We do great things through the people and programs of Michigan State University Extension. Sometimes we assist large groups of people like the landowners who need help making a decision about leasing their property rights to companies who are drilling for natural gas or the people who are dealing with the oil spill in the Kalamazoo River. And sometimes we create change one person or one family at a time. These small successes that we sometimes overlook can make a great difference in people’s lives and in the community.
Kilah King, MSU Extension Lake County family and consumer science educator, changed a life when she completed an extensive nutrition series with a woman who was severely overweight. When Kilah first began working with her, the woman had to be on oxygen 24 hours a day, never left home and consumed a large amount of candy and other high calorie foods. Through home visits, Kilah educated her on nutrition topics such as MyPyramid (the USDA’s food guidance system), proper serving sizes and the importance of getting enough physical activity. She gave her a food scale to accurately measure out portion sizes for meals and snacks. As sessions with Kilah progressed, and the two discussed healthier food alternatives, the woman replaced the candy with frozen strawberries and began to lose her taste for sweets. She stopped bad habits such as eating in bed. After a month, the woman reported that she was better able to determine the correct portion to eat for her age, gender and activity level. By the end of the sessions, she began venturing out of the house; she needed oxygen only at night; and she eventually lost 30 pounds. Overall, the woman truly benefited from MSU Extension’s Supplemental Nutrition Assistance Program – Education (SNAP-Ed).
Jodi Schulz, MSU Extension Bay County 4-H Youth Development educator, recently was completing the fifth session in a series of six of the Why Try curriculum at the Bay County Juvenile Home. The facility provides care and supervision for juvenile offenders placed in the facility by Probate Court or the Department of Human Services. On one particular day, the lesson focused on “Lifting the Weight.” Jodi explained that when we are challenged and take harder, longer routes in life, we have the chance to become stronger. Our strength essentially leads us to opportunity, freedom and self-respect.

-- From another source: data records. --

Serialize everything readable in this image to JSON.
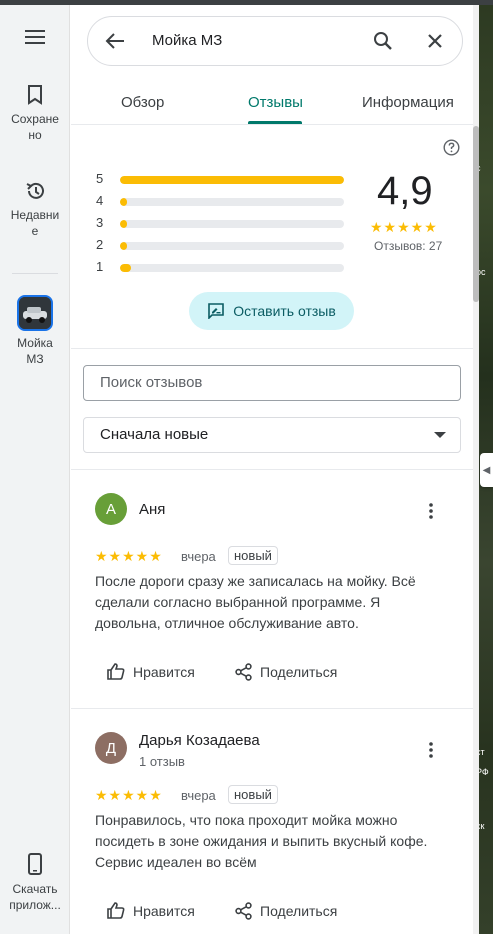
{
  "search": {
    "query": "Мойка МЗ"
  },
  "tabs": [
    {
      "label": "Обзор"
    },
    {
      "label": "Отзывы"
    },
    {
      "label": "Информация"
    }
  ],
  "rail": {
    "saved": "Сохранено",
    "recent": "Недавние",
    "place": "Мойка МЗ",
    "download": "Скачать приложение"
  },
  "rail_display": {
    "saved": "Сохране\nно",
    "recent": "Недавни\nе",
    "place": "Мойка\nМЗ",
    "download": "Скачать\nприлож..."
  },
  "summary": {
    "rating": "4,9",
    "stars": "★★★★★",
    "count_text": "Отзывов: 27",
    "distribution": [
      {
        "stars": "5",
        "fraction": 1.0
      },
      {
        "stars": "4",
        "fraction": 0.01
      },
      {
        "stars": "3",
        "fraction": 0.01
      },
      {
        "stars": "2",
        "fraction": 0.01
      },
      {
        "stars": "1",
        "fraction": 0.05
      }
    ]
  },
  "write_review_label": "Оставить отзыв",
  "search_reviews_placeholder": "Поиск отзывов",
  "sort_label": "Сначала новые",
  "reviews": [
    {
      "initial": "А",
      "author": "Аня",
      "sub": "",
      "avatar_color": "#689f38",
      "stars": "★★★★★",
      "when": "вчера",
      "badge": "новый",
      "text": "После дороги сразу же записалась на мойку. Всё сделали согласно выбранной программе. Я довольна, отличное обслуживание авто.",
      "like": "Нравится",
      "share": "Поделиться"
    },
    {
      "initial": "Д",
      "author": "Дарья Козадаева",
      "sub": "1 отзыв",
      "avatar_color": "#8d6e63",
      "stars": "★★★★★",
      "when": "вчера",
      "badge": "новый",
      "text": "Понравилось, что пока проходит мойка можно посидеть в зоне ожидания и выпить вкусный кофе. Сервис идеален во всём",
      "like": "Нравится",
      "share": "Поделиться"
    }
  ],
  "map_labels": [
    "с",
    "ос",
    "ст",
    "РФ",
    "ск"
  ],
  "colors": {
    "accent": "#00796b",
    "star": "#fbbc04",
    "write_btn_bg": "#d2f4f8"
  }
}
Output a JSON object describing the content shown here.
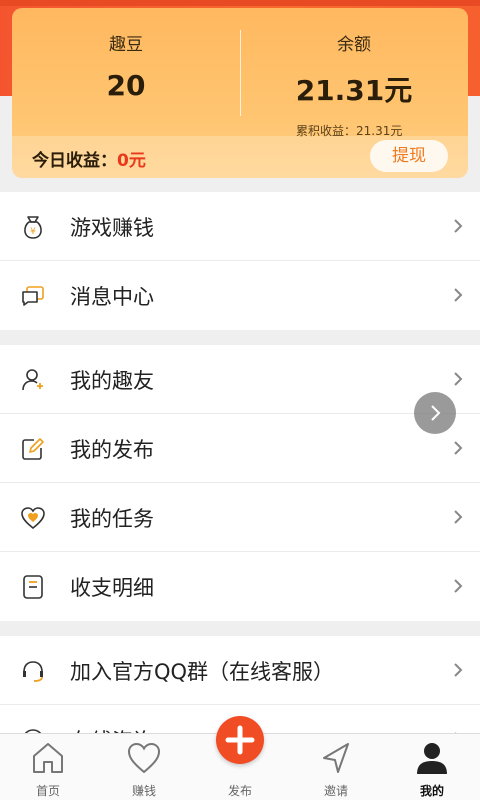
{
  "wallet": {
    "beans_label": "趣豆",
    "beans_value": "20",
    "balance_label": "余额",
    "balance_value": "21.31元",
    "cumulative": "累积收益：21.31元",
    "today_label": "今日收益：",
    "today_value": "0元",
    "withdraw_label": "提现"
  },
  "menu_group1": [
    {
      "label": "游戏赚钱",
      "icon": "money-bag-icon"
    },
    {
      "label": "消息中心",
      "icon": "message-icon"
    }
  ],
  "menu_group2": [
    {
      "label": "我的趣友",
      "icon": "friend-icon"
    },
    {
      "label": "我的发布",
      "icon": "edit-icon"
    },
    {
      "label": "我的任务",
      "icon": "heart-task-icon"
    },
    {
      "label": "收支明细",
      "icon": "ledger-icon"
    }
  ],
  "menu_group3": [
    {
      "label": "加入官方QQ群（在线客服）",
      "icon": "headset-icon"
    },
    {
      "label": "在线咨询",
      "icon": "chat-icon"
    }
  ],
  "tabs": [
    {
      "label": "首页",
      "icon": "home-icon"
    },
    {
      "label": "赚钱",
      "icon": "heart-icon"
    },
    {
      "label": "发布",
      "icon": "plus-icon"
    },
    {
      "label": "邀请",
      "icon": "send-icon"
    },
    {
      "label": "我的",
      "icon": "user-icon"
    }
  ],
  "colors": {
    "header": "#f4552f",
    "card": "#ffc571",
    "accent": "#f04d25",
    "amount_red": "#e9391b"
  }
}
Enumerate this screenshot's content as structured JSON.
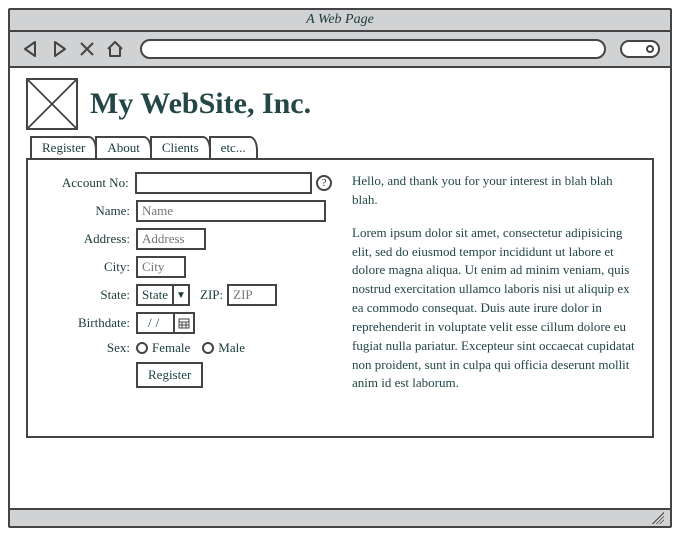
{
  "browser": {
    "title": "A Web Page"
  },
  "header": {
    "site_title": "My WebSite, Inc."
  },
  "tabs": {
    "t0": "Register",
    "t1": "About",
    "t2": "Clients",
    "t3": "etc..."
  },
  "form": {
    "labels": {
      "account_no": "Account No:",
      "name": "Name:",
      "address": "Address:",
      "city": "City:",
      "state": "State:",
      "zip": "ZIP:",
      "birthdate": "Birthdate:",
      "sex": "Sex:",
      "female": "Female",
      "male": "Male"
    },
    "placeholders": {
      "name": "Name",
      "address": "Address",
      "city": "City",
      "zip": "ZIP"
    },
    "state_selected": "State",
    "birthdate_value": "//",
    "register_button": "Register",
    "help": "?"
  },
  "body_text": {
    "p1": "Hello, and thank you for your interest in blah blah blah.",
    "p2": "Lorem ipsum dolor sit amet, consectetur adipisicing elit, sed do eiusmod tempor incididunt ut labore et dolore magna aliqua. Ut enim ad minim veniam, quis nostrud exercitation ullamco laboris nisi ut aliquip ex ea commodo consequat. Duis aute irure dolor in reprehenderit in voluptate velit esse cillum dolore eu fugiat nulla pariatur. Excepteur sint occaecat cupidatat non proident, sunt in culpa qui officia deserunt mollit anim id est laborum."
  }
}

Jodi recognized one of the youth at the home as a past member of the Bay County 4-H program. The youth was very quiet, and neither the youth nor Jodi acknowledged knowing one another. The next time Jodi came back to complete the Why Try curriculum series, she had the opportunity to discuss the Bay County Fair since it had just taken place the week before. It was at this point that the youth opened up and acknowledged having been involved in 4-H and participated in the fair auction in the past. All the other residents were quite impressed with hearing from one of their peers about 4-H and what it does for young people.
Two days later, Jodi received a phone call from the youth’s mother. She told Jodi that her child had told her about the Why Try program and that talking about 4-H and remembering past experiences in the program have provided motivation to get out of the juvenile home and become involved in 4-H once again. The parent indicated that the Why Try program and its messages in conjunction with promoting 4-H made a huge change in her child in a very short amount of time. She said she is grateful for the efforts 4-H makes in helping kids, especially hers.
As with any organization, we often emphasize the need to report our impacts in ways that emphasize the number of people whose lives we help change. Yet those numbers often accumulate one at a time, and these two success stories remind us that there’s an individual behind every number. As former MSU football coach and MSU Trustee George Perles used to say with respect to football victories, “each one counts one.” Every one is equally important. Thanks to Kilah and Jodi for their attention to the needs of individuals as they carry out their programming efforts.